The report says the CIA similarly tried to hold up the arrest and conviction in Britain of shoebomber Saajid Badat as fruit of their work at the black sites.

From Barton, Gloucester, Badat was jailed in 2005 after admitting planning to explode a shoe bomb aboard a transatlantic flight from London to the US. He had been assigned to carry out the attack alongside the the shoe bomber from Britain Richard Reid. But Badat didn’t go through with it. But again the report says it was British footwork that snared him.

Sadat had been assigned to carry out the attack alongside the the shoe bomber from Britain Richard Reid

"UK domestic investigative efforts, reporting from foreign intelligence services, international law enforcement efforts, and US military reporting resulted in the identification and arrest of Saajid Badat,” the report stated.

Register for free to continue reading

Registration is a free and easy way to support our truly independent journalism

By registering, you will also enjoy limited access to Premium articles, exclusive newsletters, commenting, and virtual events with our leading journalists

Please enter a valid email
Please enter a valid email
Must be at least 6 characters, include an upper and lower case character and a number
Must be at least 6 characters, include an upper and lower case character and a number
Must be at least 6 characters, include an upper and lower case character and a number
Please enter your first name
Special characters aren’t allowed
Please enter a name between 1 and 40 characters
Please enter your last name
Special characters aren’t allowed
Please enter a name between 1 and 40 characters
You must be over 18 years old to register
You must be over 18 years old to register
Opt-out-policy
You can opt-out at any time by signing in to your account to manage your preferences. Each email has a link to unsubscribe.

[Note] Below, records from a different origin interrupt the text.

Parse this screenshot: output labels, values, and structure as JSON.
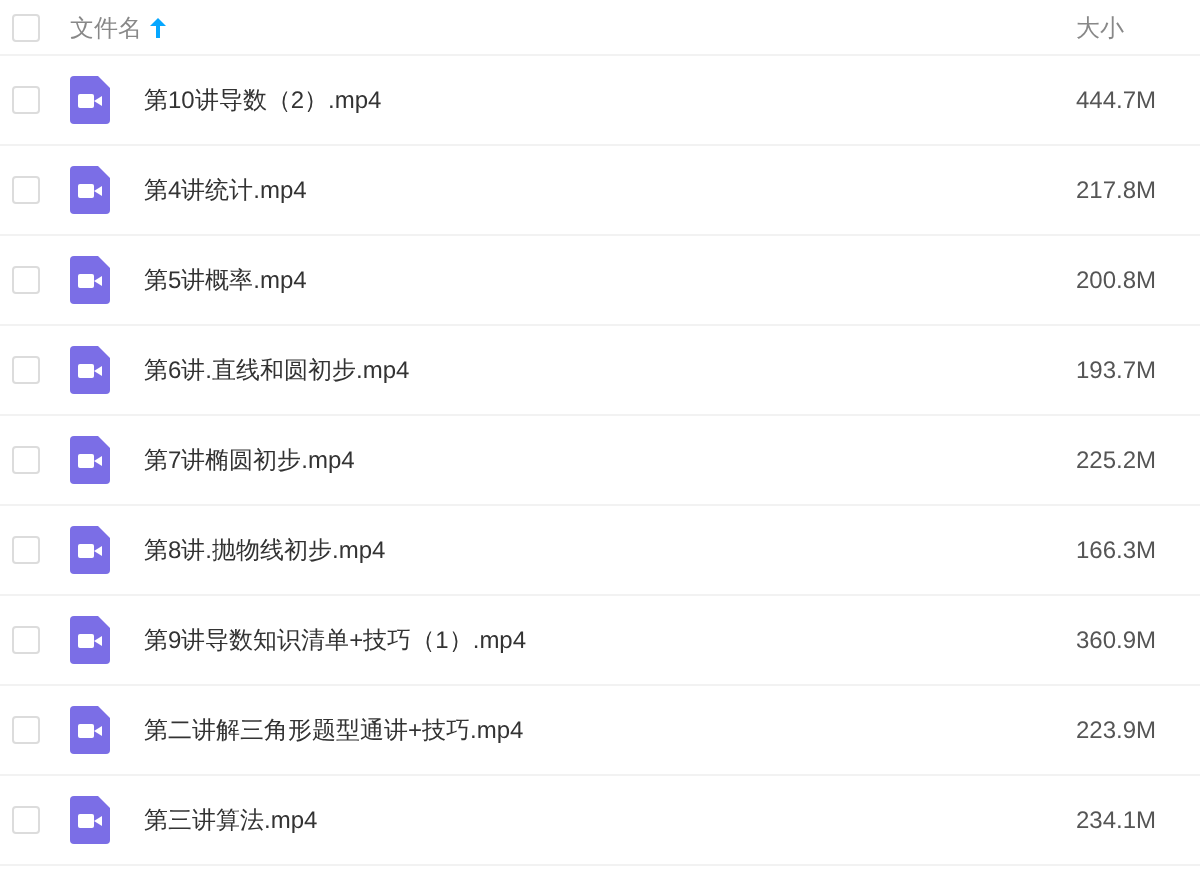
{
  "header": {
    "checked": false,
    "columns": [
      {
        "label": "文件名",
        "sorted": true
      },
      {
        "label": "大小",
        "sorted": false
      }
    ]
  },
  "files": [
    {
      "name": "第10讲导数（2）.mp4",
      "size": "444.7M",
      "checked": false
    },
    {
      "name": "第4讲统计.mp4",
      "size": "217.8M",
      "checked": false
    },
    {
      "name": "第5讲概率.mp4",
      "size": "200.8M",
      "checked": false
    },
    {
      "name": "第6讲.直线和圆初步.mp4",
      "size": "193.7M",
      "checked": false
    },
    {
      "name": "第7讲椭圆初步.mp4",
      "size": "225.2M",
      "checked": false
    },
    {
      "name": "第8讲.抛物线初步.mp4",
      "size": "166.3M",
      "checked": false
    },
    {
      "name": "第9讲导数知识清单+技巧（1）.mp4",
      "size": "360.9M",
      "checked": false
    },
    {
      "name": "第二讲解三角形题型通讲+技巧.mp4",
      "size": "223.9M",
      "checked": false
    },
    {
      "name": "第三讲算法.mp4",
      "size": "234.1M",
      "checked": false
    }
  ]
}
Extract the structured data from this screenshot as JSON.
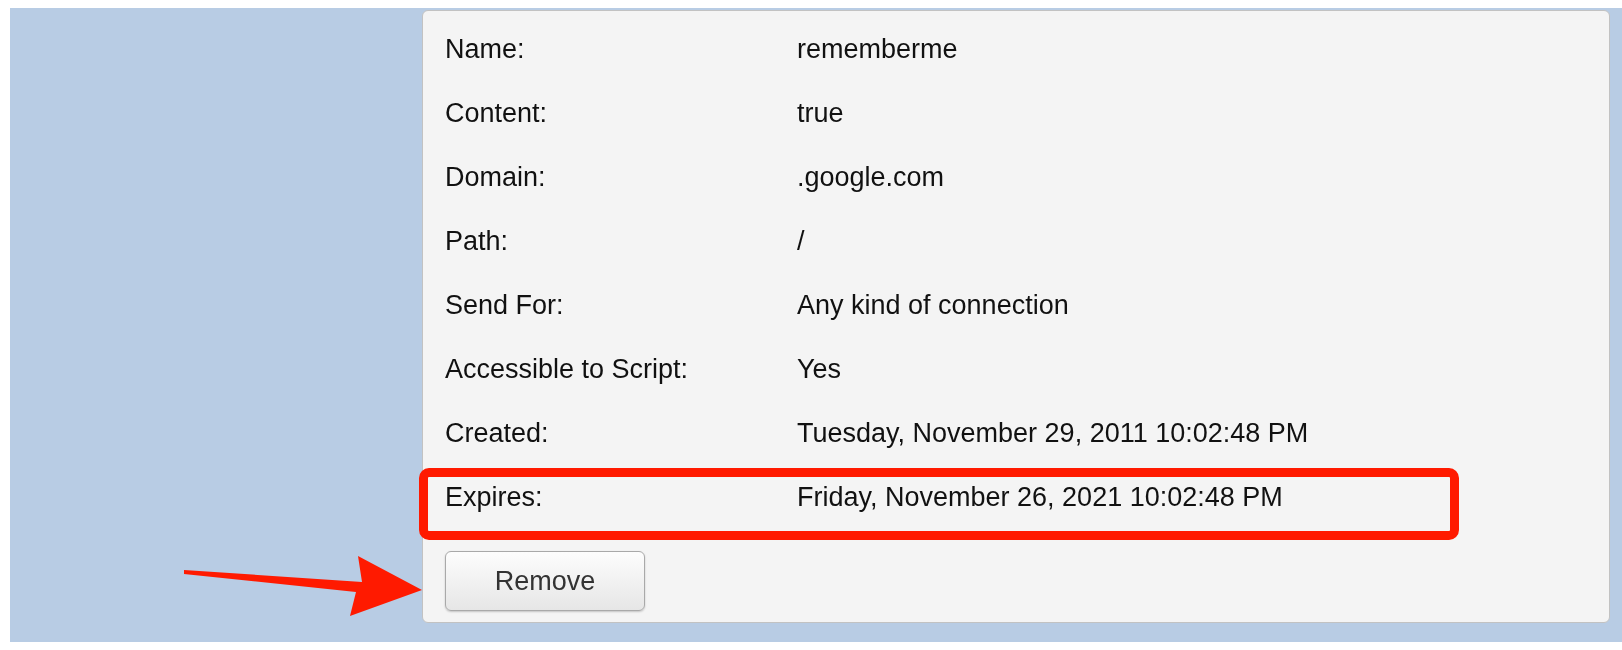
{
  "cookie_details": [
    {
      "label": "Name:",
      "value": "rememberme"
    },
    {
      "label": "Content:",
      "value": "true"
    },
    {
      "label": "Domain:",
      "value": ".google.com"
    },
    {
      "label": "Path:",
      "value": "/"
    },
    {
      "label": "Send For:",
      "value": "Any kind of connection"
    },
    {
      "label": "Accessible to Script:",
      "value": "Yes"
    },
    {
      "label": "Created:",
      "value": "Tuesday, November 29, 2011 10:02:48 PM"
    },
    {
      "label": "Expires:",
      "value": "Friday, November 26, 2021 10:02:48 PM"
    }
  ],
  "remove_button": {
    "label": "Remove"
  }
}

By clicking ‘Create my account’ you confirm that your data has been entered correctly and you have read and agree to our Terms of use, Cookie policy and Privacy notice.

This site is protected by reCAPTCHA and the Google Privacy policy and Terms of service apply.

Already have an account? sign in

By clicking ‘Register’ you confirm that your data has been entered correctly and you have read and agree to our Terms of use, Cookie policy and Privacy notice.

This site is protected by reCAPTCHA and the Google Privacy policy and Terms of service apply.

Register for free to continue reading

Registration is a free and easy way to support our truly independent journalism

By registering, you will also enjoy limited access to Premium articles, exclusive newsletters, commenting, and virtual events with our leading journalists

Already have an account? sign in

By clicking ‘Register’ you confirm that your data has been entered correctly and you have read and agree to our Terms of use, Cookie policy and Privacy notice.

This site is protected by reCAPTCHA and the Google Privacy policy and Terms of service apply.

Join our new commenting forum

Join thought-provoking conversations, follow other Independent readers and see their replies

Comments

Thank you for registering

Please refresh the page or navigate to another page on the site to be automatically logged inPlease refresh your browser to be logged in